That’s one of the reasons I love the clubsnap forums — some of the posts inevitably bring up the term “poison,” which I never quite understood until it was too late:  you’d despair that you wouldn’t be able to make anything quite so beautiful until you get your hands on that same piece of glass.  It’s all a lie, of course; photography starts in the brain — the framing and composition tell the story, and though you might believe that you need a particular bit to make it happen, chances are that you’ve always been able to do it all along.

Poison 1
Poison 2
(okay, really, this sub-link I ran across)

I still remember when I was collecting games for the Saturn — one of the ones I always wanted and paid an absurd amount of money for was Radiant Silvergun based on the glowing reviews I’d read.  After I got it on the shelf, though, I popped it in the machine maybe once or twice before shelving it forever — it’s not that it wasn’t a good game, or that I was too afraid of playing it (for the price it could have been minted from PURE GOLD).  It’s just that I couldn’t get good enough fast enough, which frustrated me to no end, great reviews or not.  One thing at a time, then; I’m still struggling with my first poison and don’t need to throw another slug down on top of it.  I think.


Horse Gone

9 September 2009

Dear J-

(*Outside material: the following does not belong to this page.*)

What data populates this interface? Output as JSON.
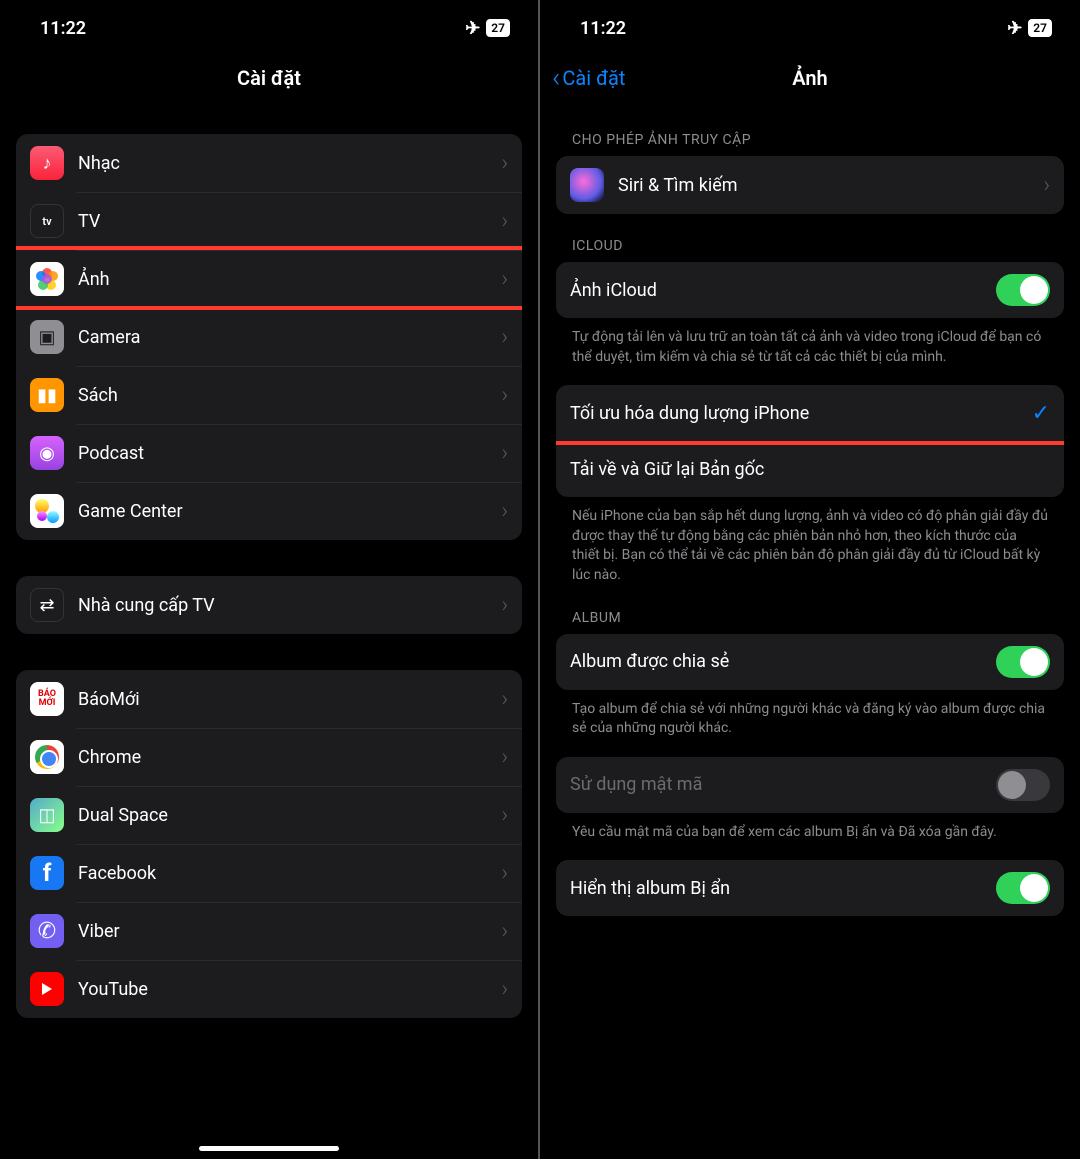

I used to be content with reading about product announcements as they happened, perhaps a few days following, but lately it seems like it’s all I can do to tear myself away from the various rumor sites on the web; today (09/09/09) is perhaps not as auspicious a day as couid be found last year on 8 Aug 08, but it’s sufficiently memorable to trigger an avalanche of new product announcements.  With spoilers in hand, though (c’mon, who wouldn’t have thought Leica would launch a full-frame M9 today?), the day holds only the mystery of verifying the veracity of those rumors.

The new cameras, gadgets, and iPods will no doubt be picked apart in detailed analyses by folks less lazy than me; there is nothing that would cause me to crack open my wallet immediately (besides which it’s waiting for a cash transplant to accomodate the necessary, acute photographic repairs).  Or so I always think; when I sit around and try to come up with nonexistent needs (mobile blogging! for all the travel I fail to do!) for things I don’t have, maybe it’s just about getting a package.  I realize that I’m conditioned through long years of college to expect wonderful surprises in cardboard boxes.  Yes, I will sometimes buy stuff just to have someone drop off a package at the door.

Take for instance the various items of MOLLE gear now adorning the MOLLE Fighting Load Carrier — this is a classic case of barring the gate after the horse has escaped.  If I hadn’t dropped the camera a few weeks ago, I wouldn’t have been motivated to get and use the pouches.  The need had already evaporated and yet because of the relatively low cost and abundance, I was able to wangle a good ten packets of stuff or so off eBay, no doubt thrilling the mailman as a steady stream of boxes and fat envelopes had to be carried to the door.  Never underestimate the thrilling power of cardboard, right?